Peter Jablonski shows off a bottle of Dr. Claris' famous Kronkine, the great fever reducer.
Peter Jablonski shows off a bottle of Dr. Claris' famous Kronkine, the great fever reducer.

Historic Buffalo veterinary practice spotlighted in Historical Society program

Sat, Mar 18th 2023 07:00 am

Story and photo by Alice Gerard

Peter Jablonski shared the story of Dr. John T. Claris, the veterinarian who was said to be the owner of the largest veterinary establishment in the world, at the March 2 meeting of the Grand Island Historical Society.

Called “the Great Horse Healer,” Claris was born in London, Ontario, in 1862. He came to Buffalo when he was 10 years old. After graduating from the Toronto Veterinary College, he opened his first establishment at Clinton and Watson streets in Buffalo. Later, he moved his practice to a larger structure at Clinton and Adam streets.

“This building could accommodate 100 horses,” Jablonski said. “Claris had very colorful advertising for the times. He treated over 2,000 patients a year. His adage was ‘If you want to be successful, look successful.’”

Claris also owned a horse ambulance, which was famous, but dangerous for pedestrians. The ambulance was large and heavy enough to carry horses. On April 3, 1901, Frank Brusso, who worked for a butcher, was killed by the speeding ambulance when attempting to cross Clinton Street. The next day, Scotty Prulshaw, who did odd jobs for saloons, was killed as he was calling a dog in the intersection of South Division and Pine streets.

In addition, in 1901, there was an epidemic of the grip that affected horses. When horses are infected with the grip, they cough, unlike humans, who sneeze.

In addition to the veterinary practice and the ambulance, Claris also manufactured salves, liniments and other medications for horses. He was known as the great horse healer. His most famous medication was called Kronkine. It was described as “the great fever reducer. It stimulated the heart and nourished a sick horse,” Jablonski said.

Claris later expanded his practice into a facility in New Jersey.

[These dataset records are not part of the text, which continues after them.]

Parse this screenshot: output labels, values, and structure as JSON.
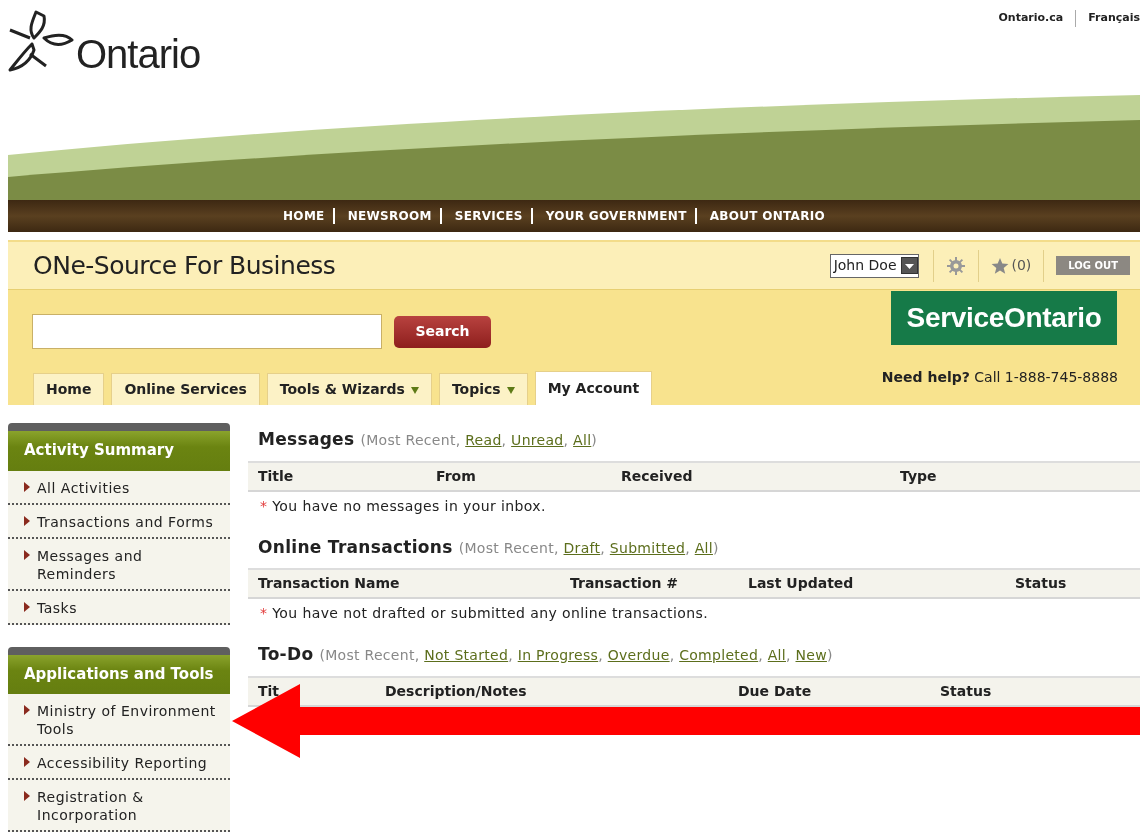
{
  "top_links": [
    {
      "label": "Ontario.ca"
    },
    {
      "label": "Français"
    }
  ],
  "logo": {
    "text": "Ontario"
  },
  "main_nav": [
    {
      "label": "HOME"
    },
    {
      "label": "NEWSROOM"
    },
    {
      "label": "SERVICES"
    },
    {
      "label": "YOUR GOVERNMENT"
    },
    {
      "label": "ABOUT ONTARIO"
    }
  ],
  "app_bar": {
    "title": "ONe-Source For Business",
    "user": "John Doe",
    "favorites": "(0)",
    "logout": "LOG OUT"
  },
  "search": {
    "button": "Search"
  },
  "brand": "ServiceOntario",
  "help": {
    "label": "Need help?",
    "text": " Call 1-888-745-8888"
  },
  "tabs": [
    {
      "label": "Home",
      "selected": false,
      "dropdown": false
    },
    {
      "label": "Online Services",
      "selected": false,
      "dropdown": false
    },
    {
      "label": "Tools & Wizards",
      "selected": false,
      "dropdown": true
    },
    {
      "label": "Topics",
      "selected": false,
      "dropdown": true
    },
    {
      "label": "My Account",
      "selected": true,
      "dropdown": false
    }
  ],
  "sidebar": [
    {
      "title": "Activity Summary",
      "items": [
        "All Activities",
        "Transactions and Forms",
        "Messages and Reminders",
        "Tasks"
      ]
    },
    {
      "title": "Applications and Tools",
      "items": [
        "Ministry of Environment Tools",
        "Accessibility Reporting",
        "Registration & Incorporation"
      ]
    }
  ],
  "sections": [
    {
      "title": "Messages",
      "filters": [
        {
          "text": "(Most Recent, ",
          "link": false
        },
        {
          "text": "Read",
          "link": true
        },
        {
          "text": ", ",
          "link": false
        },
        {
          "text": "Unread",
          "link": true
        },
        {
          "text": ", ",
          "link": false
        },
        {
          "text": "All",
          "link": true
        },
        {
          "text": ")",
          "link": false
        }
      ],
      "columns": [
        "Title",
        "From",
        "Received",
        "Type"
      ],
      "empty": {
        "marker": "*",
        "text": " You have no messages in your inbox."
      }
    },
    {
      "title": "Online Transactions",
      "filters": [
        {
          "text": "(Most Recent, ",
          "link": false
        },
        {
          "text": "Draft",
          "link": true
        },
        {
          "text": ", ",
          "link": false
        },
        {
          "text": "Submitted",
          "link": true
        },
        {
          "text": ", ",
          "link": false
        },
        {
          "text": "All",
          "link": true
        },
        {
          "text": ")",
          "link": false
        }
      ],
      "columns": [
        "Transaction Name",
        "Transaction #",
        "Last Updated",
        "Status"
      ],
      "empty": {
        "marker": "*",
        "text": " You have not drafted or submitted any online transactions."
      }
    },
    {
      "title": "To-Do",
      "filters": [
        {
          "text": "(Most Recent, ",
          "link": false
        },
        {
          "text": "Not Started",
          "link": true
        },
        {
          "text": ", ",
          "link": false
        },
        {
          "text": "In Progress",
          "link": true
        },
        {
          "text": ", ",
          "link": false
        },
        {
          "text": "Overdue",
          "link": true
        },
        {
          "text": ", ",
          "link": false
        },
        {
          "text": "Completed",
          "link": true
        },
        {
          "text": ", ",
          "link": false
        },
        {
          "text": "All",
          "link": true
        },
        {
          "text": ", ",
          "link": false
        },
        {
          "text": "New",
          "link": true
        },
        {
          "text": ")",
          "link": false
        }
      ],
      "columns": [
        "Tit",
        "Description/Notes",
        "Due Date",
        "Status"
      ]
    }
  ],
  "annotation": {
    "kind": "arrow"
  }
}
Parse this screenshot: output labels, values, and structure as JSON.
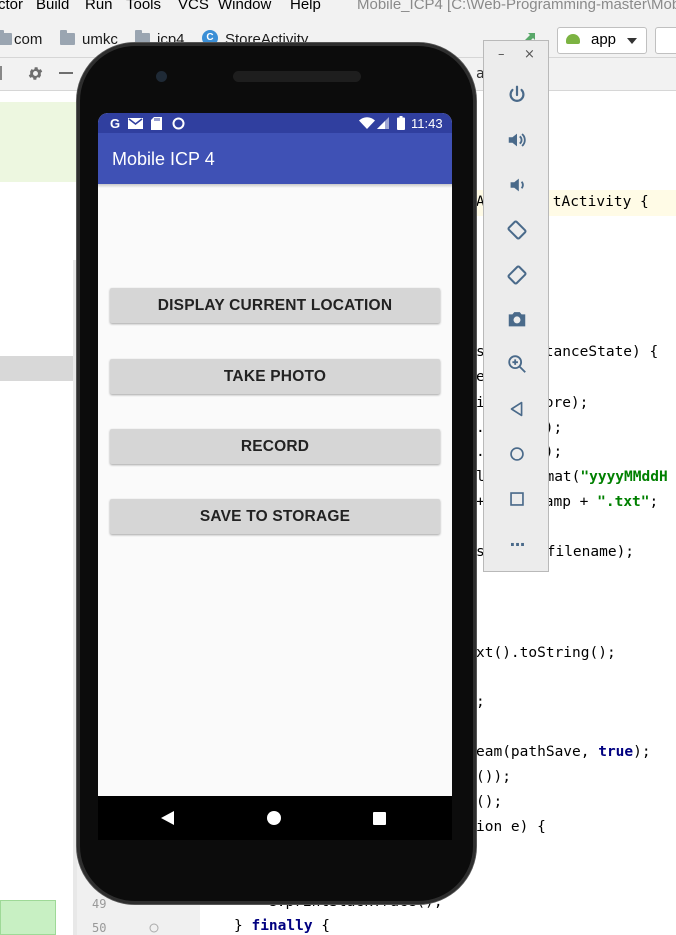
{
  "ide": {
    "menu": [
      "ctor",
      "Build",
      "Run",
      "Tools",
      "VCS",
      "Window",
      "Help"
    ],
    "window_title": "Mobile_ICP4 [C:\\Web-Programming-master\\Mob",
    "breadcrumbs": [
      "com",
      "umkc",
      "icp4",
      "StoreActivity"
    ],
    "class_icon_letter": "C",
    "run_config": "app",
    "tab_fragment": "a",
    "line_numbers": [
      "49",
      "50"
    ],
    "code_lines": {
      "l1": "AppCompatActivity {",
      "l1a": "A",
      "l1b": "tActivity {",
      "l2a": "s",
      "l2b": "tanceState) {",
      "l3": "e",
      "l4a": "i",
      "l4b": "ore);",
      "l5a": ".",
      "l5b": ");",
      "l6a": ".",
      "l6b": ");",
      "l7a": "l",
      "l7b": "rmat(",
      "l7c": "\"yyyyMMddH",
      "l8a": "+",
      "l8b": "amp + ",
      "l8c": "\".txt\"",
      "l8d": ";",
      "l9a": "s",
      "l9b": "filename);",
      "l10": "xt().toString();",
      "l11": ";",
      "l12a": "eam(pathSave, ",
      "l12b": "true",
      "l12c": ");",
      "l13": "());",
      "l14": "();",
      "l15": "ion e) {",
      "l16": "e.printStackTrace();",
      "l17a": "} ",
      "l17b": "finally",
      "l17c": " {"
    }
  },
  "emulator": {
    "minimize": "–",
    "close": "×",
    "buttons": [
      "power-icon",
      "volume-up-icon",
      "volume-down-icon",
      "rotate-left-icon",
      "rotate-right-icon",
      "camera-icon",
      "zoom-icon",
      "back-icon",
      "home-icon",
      "overview-icon",
      "more-icon"
    ],
    "more_label": "···"
  },
  "phone": {
    "status_time": "11:43",
    "status_icons": [
      "google-icon",
      "gmail-icon",
      "sd-card-icon",
      "sync-icon",
      "wifi-icon",
      "signal-icon",
      "battery-icon"
    ],
    "app_title": "Mobile ICP 4",
    "buttons": [
      "DISPLAY CURRENT LOCATION",
      "TAKE PHOTO",
      "RECORD",
      "SAVE TO STORAGE"
    ],
    "colors": {
      "status_bar": "#303f9f",
      "app_bar": "#3f51b5",
      "button": "#d6d6d6"
    }
  }
}
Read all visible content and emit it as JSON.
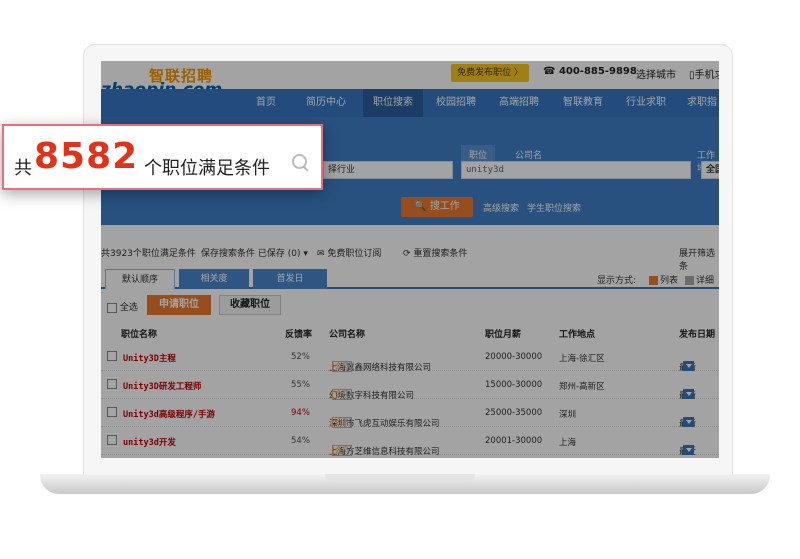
{
  "header": {
    "logo_cn": "智联招聘",
    "logo_en": "zhaopin.com",
    "free_post": "免费发布职位 〉",
    "phone": "☎ 400-885-9898",
    "city": "选择城市",
    "mobile": "▯手机求"
  },
  "nav": [
    "首页",
    "简历中心",
    "职位搜索",
    "校园招聘",
    "高端招聘",
    "智联教育",
    "行业求职",
    "求职指"
  ],
  "search": {
    "industry_value": "择行业",
    "tab_job": "职位",
    "tab_company": "公司名",
    "keyword_value": "unity3d",
    "location_label": "工作地",
    "location_value": "全国",
    "button": "搜工作",
    "advanced": "高级搜索",
    "campus": "学生职位搜索"
  },
  "filters": {
    "count_text": "共3923个职位满足条件",
    "save": "保存搜索条件  已保存 (0) ▾",
    "subscribe": "✉ 免费职位订阅",
    "reset": "⟳ 重置搜索条件",
    "expand": "展开筛选条"
  },
  "sort_tabs": [
    "默认顺序",
    "相关度",
    "首发日"
  ],
  "view": {
    "label": "显示方式:",
    "list": "列表",
    "detail": "详细"
  },
  "actions": {
    "select_all": "全选",
    "apply": "申请职位",
    "favorite": "收藏职位"
  },
  "table": {
    "columns": [
      "职位名称",
      "反馈率",
      "公司名称",
      "职位月薪",
      "工作地点",
      "发布日期"
    ],
    "rows": [
      {
        "title": "Unity3D主程",
        "rate": "52%",
        "company": "上海冀鑫网络科技有限公司",
        "salary": "20000-30000",
        "location": "上海-徐汇区",
        "date": "最新"
      },
      {
        "title": "Unity3D研发工程师",
        "rate": "55%",
        "company": "幻境数字科技有限公司",
        "salary": "15000-30000",
        "location": "郑州-高新区",
        "date": "最新"
      },
      {
        "title": "Unity3d高级程序/手游",
        "rate": "94%",
        "company": "深圳市飞虎互动娱乐有限公司",
        "salary": "25000-35000",
        "location": "深圳",
        "date": "最新"
      },
      {
        "title": "unity3d开发",
        "rate": "54%",
        "company": "上海方芝维信息科技有限公司",
        "salary": "20001-30000",
        "location": "上海",
        "date": "最近"
      }
    ],
    "badge": "会员"
  },
  "callout": {
    "prefix": "共",
    "number": "8582",
    "suffix": "个职位满足条件"
  },
  "colors": {
    "accent": "#3778c4",
    "highlight": "#e1331b",
    "orange": "#ee7b2c"
  }
}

Claris, who was 6 feet, 7 inches tall, and who weighed 300 pounds, died Aug. 27, 1923, two years after he suffered a stroke.

Hometown News

View All News